how long does tea last?
A question we get often is how long does loose-leaf tea last? And as with most subjects, our answer is: it depends on the tea. And it also depends on the method of storage. With tea, it always seems to depend; there's no one easy blanket answer.
We broke it all down for you, so you can get the most out of any tea you purchase. In general, tea doesn't go "bad." Drinking tea past its prime shouldn't hurt you in any way, it will just lessen in taste and aroma. But, by learning these basic guidelines, you can aim to enjoy your tea at its prime. Note, that if your tea seems to be moldy or smell of mildew or chemicals, we don't recommend ingesting it at any age!
Each category of tea is processed differently, which effects freshness. Teas with higher oxidation levels (think dark teas, black teas) will generally hold longer shelf lives than those with lesser or no oxidation (think greens, low oxidized oolongs).
Green Tea: With no oxidation in its processing, green tea has the shortest shelf life. Generally speaking, you'll get the most flavor out of a green tea within its first six months to a year after harvesting. This shorter shelf life is due to the increased amount of enzymes retained from the leaf. We tend to keep our green teas in the fridge for storage, to maximize freshness.
Oolong Tea: Since oolongs range so widely in oxidation, so does their shelf-life. "Greener" oolongs, so less oxidized oolongs tend to lose their flavor faster than deep roasted, or highly oxidized oolongs.
Black Tea: The most oxidized of the bunch, black tea has the hardiest shelf life. Historically, it was created to be this way to survive the long boat trip from China to Great Britain years ago.
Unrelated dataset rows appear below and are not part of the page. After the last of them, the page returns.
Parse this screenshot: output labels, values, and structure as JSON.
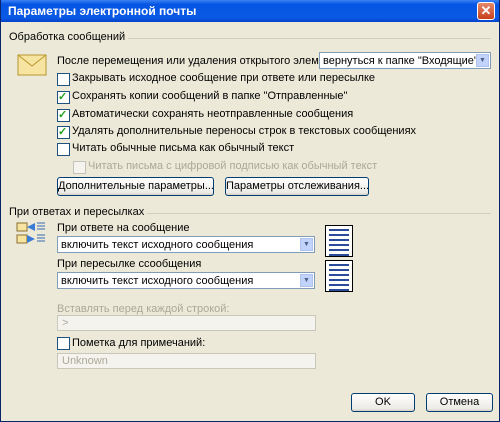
{
  "window": {
    "title": "Параметры электронной почты",
    "close_label": "✕"
  },
  "processing": {
    "group_title": "Обработка сообщений",
    "after_move_label": "После перемещения или удаления открытого элемента:",
    "after_move_value": "вернуться к папке \"Входящие\"",
    "options": [
      {
        "label": "Закрывать исходное сообщение при ответе или пересылке",
        "checked": false,
        "disabled": false
      },
      {
        "label": "Сохранять копии сообщений в папке \"Отправленные\"",
        "checked": true,
        "disabled": false
      },
      {
        "label": "Автоматически сохранять неотправленные сообщения",
        "checked": true,
        "disabled": false
      },
      {
        "label": "Удалять дополнительные переносы строк в текстовых сообщениях",
        "checked": true,
        "disabled": false
      },
      {
        "label": "Читать обычные письма как обычный текст",
        "checked": false,
        "disabled": false
      },
      {
        "label": "Читать письма с цифровой подписью как обычный текст",
        "checked": false,
        "disabled": true
      }
    ],
    "advanced_button": "Дополнительные параметры...",
    "tracking_button": "Параметры отслеживания..."
  },
  "replies": {
    "group_title": "При ответах и пересылках",
    "reply_label": "При ответе на сообщение",
    "reply_value": "включить текст исходного сообщения",
    "forward_label": "При пересылке ссообщения",
    "forward_value": "включить текст исходного сообщения",
    "prefix_label": "Вставлять перед каждой строкой:",
    "prefix_value": ">",
    "mark_label": "Пометка для примечаний:",
    "mark_value": "Unknown"
  },
  "footer": {
    "ok_button": "OK",
    "cancel_button": "Отмена"
  }
}
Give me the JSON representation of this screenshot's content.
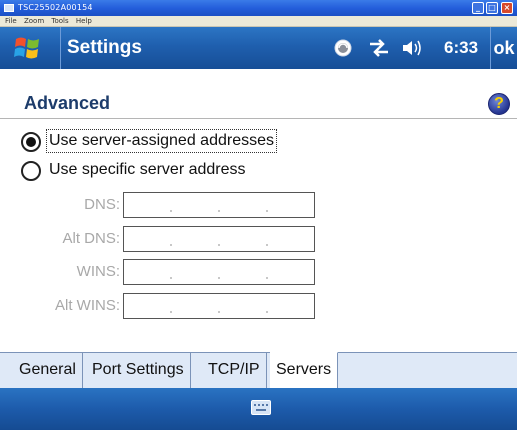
{
  "emulator": {
    "title": "TSC25502A00154",
    "menu": [
      "File",
      "Zoom",
      "Tools",
      "Help"
    ],
    "controls": [
      "minimize-icon",
      "maximize-icon",
      "close-icon"
    ]
  },
  "navbar": {
    "title": "Settings",
    "time": "6:33",
    "ok_label": "ok",
    "status_icons": [
      "connectivity-icon",
      "data-sync-icon",
      "volume-icon"
    ]
  },
  "page": {
    "title": "Advanced",
    "help_icon_text": "?"
  },
  "options": [
    {
      "label": "Use server-assigned addresses",
      "selected": true
    },
    {
      "label": "Use specific server address",
      "selected": false
    }
  ],
  "fields": [
    {
      "label": "DNS:",
      "value": "",
      "enabled": false
    },
    {
      "label": "Alt DNS:",
      "value": "",
      "enabled": false
    },
    {
      "label": "WINS:",
      "value": "",
      "enabled": false
    },
    {
      "label": "Alt WINS:",
      "value": "",
      "enabled": false
    }
  ],
  "tabs": [
    {
      "label": "General",
      "active": false
    },
    {
      "label": "Port Settings",
      "active": false
    },
    {
      "label": "TCP/IP",
      "active": false
    },
    {
      "label": "Servers",
      "active": true
    }
  ],
  "bottom": {
    "input_icon": "keyboard-icon"
  },
  "colors": {
    "bar_blue": "#1f5fae",
    "title_blue": "#1d3c6b",
    "tab_background": "#dfe9f7",
    "disabled_text": "#a8a8a8"
  }
}
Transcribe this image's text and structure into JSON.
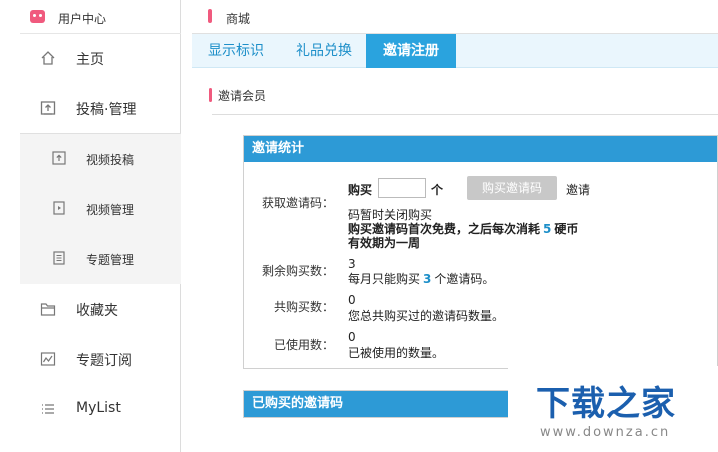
{
  "sidebar": {
    "title": "用户中心",
    "items": [
      {
        "label": "主页",
        "icon": "home-icon"
      },
      {
        "label": "投稿·管理",
        "icon": "upload-icon"
      },
      {
        "label": "收藏夹",
        "icon": "folder-icon"
      },
      {
        "label": "专题订阅",
        "icon": "chart-icon"
      },
      {
        "label": "MyList",
        "icon": "list-icon"
      }
    ],
    "subitems": [
      {
        "label": "视频投稿",
        "icon": "upload-small-icon"
      },
      {
        "label": "视频管理",
        "icon": "video-icon"
      },
      {
        "label": "专题管理",
        "icon": "document-icon"
      }
    ]
  },
  "header": {
    "title": "商城"
  },
  "tabs": [
    {
      "label": "显示标识",
      "active": false
    },
    {
      "label": "礼品兑换",
      "active": false
    },
    {
      "label": "邀请注册",
      "active": true
    }
  ],
  "section": {
    "label": "邀请会员"
  },
  "stats": {
    "title": "邀请统计",
    "get_code": {
      "label": "获取邀请码：",
      "buy_prefix": "购买",
      "unit": "个",
      "button": "购买邀请码",
      "trailing": "邀请",
      "closed_note": "码暂时关闭购买",
      "price_note_a": "购买邀请码首次免费，之后每次消耗",
      "price_value": "5",
      "price_note_b": "硬币",
      "validity": "有效期为一周"
    },
    "remaining": {
      "label": "剩余购买数：",
      "value": "3",
      "desc_a": "每月只能购买",
      "desc_value": "3",
      "desc_b": "个邀请码。"
    },
    "total": {
      "label": "共购买数：",
      "value": "0",
      "desc": "您总共购买过的邀请码数量。"
    },
    "used": {
      "label": "已使用数：",
      "value": "0",
      "desc": "已被使用的数量。"
    }
  },
  "bought": {
    "title": "已购买的邀请码"
  },
  "watermark": {
    "brand": "下载之家",
    "url": "www.downza.cn"
  },
  "colors": {
    "accent": "#2aa3de",
    "panel_head": "#2d9ad6",
    "pink": "#e94c86",
    "tab_bg": "#eaf6fd"
  }
}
Puer: Many people collect and age Raw Puers because the flavors are known to advance and grow in complexity as the tea matures. So, in this category of tea, time is your friend. It's like aging wine. You want to start with a high-quality product and make sure it's stored in a temperate, dry place, wrapped in a breathable fabric, like cloth. There are multiple ways to save puers, and this is our easy go-to way. Ripe Puers also can age, but their changes over time are less noticeable than Raws.
White Tea: In contrary to popular belief, not all white teas should be aged. Recently, many producers are starting to press and age their white teas, but you need to be careful of this. Sun-dried white teas will develop more complex flavors and deepen, but heat-dried white teas will not age.
Herbals: Herbals are a mixture of dried herbs, fruits, and flowers. Similar to the Camilla Sinensis leaf, they lose flavor and aroma over time but do not expire.
To maximize a teas potential, proper storage is critical. Moisture & light are the two biggest enemies of tea. Keeping your tea in an airtight sealed, dark container is ideal, as to not allow either of these elements the opportunity to reach your tea. Most people store tea in their pantry or kitchen, which is an ideal spot for ease of use. We recommend making sure you're not keeping your tea near smelly items, or your tea will absorb and change due to it.
We hope this article was helpful and you have a better grasp on how to maximize your tea collection. Do you have any other storage tips of your own or questions? Leave them in the comments below!
*All of this information pertains to loose leaf tea, not pre-bagged tea.